GOLD-UE saw it as something of a trick. If hundreds of graduate fellows were to cast ballots only to be challenged by Dartmouth, resolution “could literally take years,” said David Freeman, a grad student in the Math Department who organized the Tuesday rally. “The union wouldn’t be recognized until all of them, or a critical number of them, were adjudicated. So, we are thinking that their strategy was to basically try and draw this out in court.”
The union’s response was to urge anyone on the college’s list of graduate fellows to stay away from the polls, in spite of the fact that the union believes they should be in the union. The strategy appears to have been successful.
Aylin Garcia was walking by Anonymous Hall while the balloting was going on Tuesday morning. She wasn’t going inside to vote. “I’m ineligible because I have a Dartmouth fellowship,” she said with a smile. “And according to them, I don’t count, which makes me laugh, because I do TA [Teaching Assistant] work for them. And I also recently published a paper, so I am doing active work, I’m doing research, and I’m teaching.”
Chris Callahan, one of the union’s principal organizers, had a similar attitude. He made national news recently for research demonstrating a link between climate change and home runs in Major League Baseball. The college’s news bureau put out a news release on the story last week. “I made headlines for Dartmouth, and they told me I wasn’t a worker,” Callahan said on Tuesday. “We are encouraging people who Dartmouth will challenge to simply boycott the polls in favor of coming to our rally. And withholding their ballot as a form of solidarity with the people that are voting.”

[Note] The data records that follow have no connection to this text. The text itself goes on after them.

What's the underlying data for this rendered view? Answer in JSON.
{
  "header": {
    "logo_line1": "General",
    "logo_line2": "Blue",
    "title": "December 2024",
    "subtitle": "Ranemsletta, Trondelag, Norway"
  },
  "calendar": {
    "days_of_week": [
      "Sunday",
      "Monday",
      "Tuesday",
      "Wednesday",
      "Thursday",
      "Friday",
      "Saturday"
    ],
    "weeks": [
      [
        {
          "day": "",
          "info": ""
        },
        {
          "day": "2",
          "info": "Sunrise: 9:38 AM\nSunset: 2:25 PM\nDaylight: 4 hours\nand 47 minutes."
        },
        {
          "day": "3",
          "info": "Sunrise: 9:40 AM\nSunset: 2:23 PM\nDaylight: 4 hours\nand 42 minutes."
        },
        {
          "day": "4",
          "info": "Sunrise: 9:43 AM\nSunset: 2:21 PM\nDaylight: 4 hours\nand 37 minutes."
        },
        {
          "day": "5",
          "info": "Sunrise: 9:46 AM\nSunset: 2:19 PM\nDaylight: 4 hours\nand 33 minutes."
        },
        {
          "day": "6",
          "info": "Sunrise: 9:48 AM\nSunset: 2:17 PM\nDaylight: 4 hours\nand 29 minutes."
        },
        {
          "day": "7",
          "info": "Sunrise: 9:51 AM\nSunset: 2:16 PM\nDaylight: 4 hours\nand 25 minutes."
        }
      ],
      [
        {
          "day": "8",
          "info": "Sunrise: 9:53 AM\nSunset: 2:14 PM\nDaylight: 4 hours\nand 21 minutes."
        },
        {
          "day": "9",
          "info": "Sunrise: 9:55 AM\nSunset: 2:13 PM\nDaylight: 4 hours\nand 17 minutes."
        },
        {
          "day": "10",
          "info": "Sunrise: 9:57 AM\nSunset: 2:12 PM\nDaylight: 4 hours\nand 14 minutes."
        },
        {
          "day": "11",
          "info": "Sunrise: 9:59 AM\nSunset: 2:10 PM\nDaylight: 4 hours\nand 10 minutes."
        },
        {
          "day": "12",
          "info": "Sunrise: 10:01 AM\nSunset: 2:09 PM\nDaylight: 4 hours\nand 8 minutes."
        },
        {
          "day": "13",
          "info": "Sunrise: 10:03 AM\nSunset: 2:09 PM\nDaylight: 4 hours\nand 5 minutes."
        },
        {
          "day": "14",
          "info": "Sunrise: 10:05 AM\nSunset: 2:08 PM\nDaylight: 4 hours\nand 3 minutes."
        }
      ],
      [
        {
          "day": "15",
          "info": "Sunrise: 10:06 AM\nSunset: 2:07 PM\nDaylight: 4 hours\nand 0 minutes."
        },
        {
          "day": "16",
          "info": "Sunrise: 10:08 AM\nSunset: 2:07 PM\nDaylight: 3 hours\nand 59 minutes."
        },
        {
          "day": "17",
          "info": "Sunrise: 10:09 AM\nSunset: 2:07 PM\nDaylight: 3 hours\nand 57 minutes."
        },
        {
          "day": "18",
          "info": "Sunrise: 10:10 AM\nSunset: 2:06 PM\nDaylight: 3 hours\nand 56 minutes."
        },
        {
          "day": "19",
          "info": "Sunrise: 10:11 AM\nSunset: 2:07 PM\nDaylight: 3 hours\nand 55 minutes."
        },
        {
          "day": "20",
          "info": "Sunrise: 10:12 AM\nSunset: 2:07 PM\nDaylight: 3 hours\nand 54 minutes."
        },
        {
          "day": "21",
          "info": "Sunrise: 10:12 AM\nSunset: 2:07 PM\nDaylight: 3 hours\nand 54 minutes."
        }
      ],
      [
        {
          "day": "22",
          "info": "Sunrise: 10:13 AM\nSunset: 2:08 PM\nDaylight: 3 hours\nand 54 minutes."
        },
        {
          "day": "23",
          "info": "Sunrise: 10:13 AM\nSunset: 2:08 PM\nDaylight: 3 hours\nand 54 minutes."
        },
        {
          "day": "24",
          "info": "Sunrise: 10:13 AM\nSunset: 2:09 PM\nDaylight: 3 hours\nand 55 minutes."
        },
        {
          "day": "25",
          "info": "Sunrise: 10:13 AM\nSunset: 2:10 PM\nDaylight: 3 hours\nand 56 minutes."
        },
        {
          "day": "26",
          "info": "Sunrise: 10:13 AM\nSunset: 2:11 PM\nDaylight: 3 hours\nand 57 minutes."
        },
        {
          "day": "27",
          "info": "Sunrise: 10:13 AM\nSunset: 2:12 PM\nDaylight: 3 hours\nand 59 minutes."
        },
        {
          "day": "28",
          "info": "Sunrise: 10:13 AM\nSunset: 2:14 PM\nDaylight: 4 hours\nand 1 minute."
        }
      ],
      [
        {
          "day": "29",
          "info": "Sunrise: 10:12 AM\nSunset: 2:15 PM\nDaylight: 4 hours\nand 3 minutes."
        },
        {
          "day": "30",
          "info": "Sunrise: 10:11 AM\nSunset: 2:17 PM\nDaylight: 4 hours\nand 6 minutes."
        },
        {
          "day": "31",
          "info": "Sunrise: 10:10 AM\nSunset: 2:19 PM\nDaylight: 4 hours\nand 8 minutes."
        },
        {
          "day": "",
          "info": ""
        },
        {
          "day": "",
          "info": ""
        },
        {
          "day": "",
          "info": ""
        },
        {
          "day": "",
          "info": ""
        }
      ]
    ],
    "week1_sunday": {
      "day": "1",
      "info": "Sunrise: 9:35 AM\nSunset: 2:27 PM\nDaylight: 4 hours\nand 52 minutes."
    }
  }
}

“Dartmouth seems to be blind to our needs,” Smitakshi Goswami charged during the rally. “Now they say that they will challenge your votes. Challenge the votes of their employees, maybe not even recognize us as employees. If we are not employees, then who are we?”
Freeman and Callahan each expressed confidence that they would win a majority of votes.
After the rally on the Green, grad students clustered around a piece of poster board on the ground with big letters saying, “I WORK HERE.” After they all signed, the troop of students headed across the Green to the President’s conference room, where Freeman read a letter out loud.
“We want to make it clear to the Board of Trustees, President Hanlon, Provost Kotz, Dean Kull and all of the Dartmouth administration that we are all workers,” he read. “We deserve to have our votes count, and we demand to have our fundamental rights, including the right to unionize, upheld. This university would not be able to function without our labor. Our voices will be heard, and we will be seeing you at the bargaining table.”
With no one in the office to receive them, they left the letter on the floor and propped up their sign against the door.
When the polls closed Wednesday and votes were counted, 261 grad students had voted in favor of the union, compared to 31 who had voted no, with 13 challenged ballots, according to GOLD-UE. Since the contested ballots are too few to affect the outcome, the NLRB will not bother to rule on whether they were allowable.
“With our union now formally established, on OUR terms, we are excited to bargain for a contract that secures better living and working conditions for ALL Dartmouth grad workers,” GOLD-UE tweeted.
Prior to the conclusion of voting, Dartmouth’s spokesperson said, “If the vote results in the creation of a union, we look forward to engaging with the representatives of the bargaining unit.”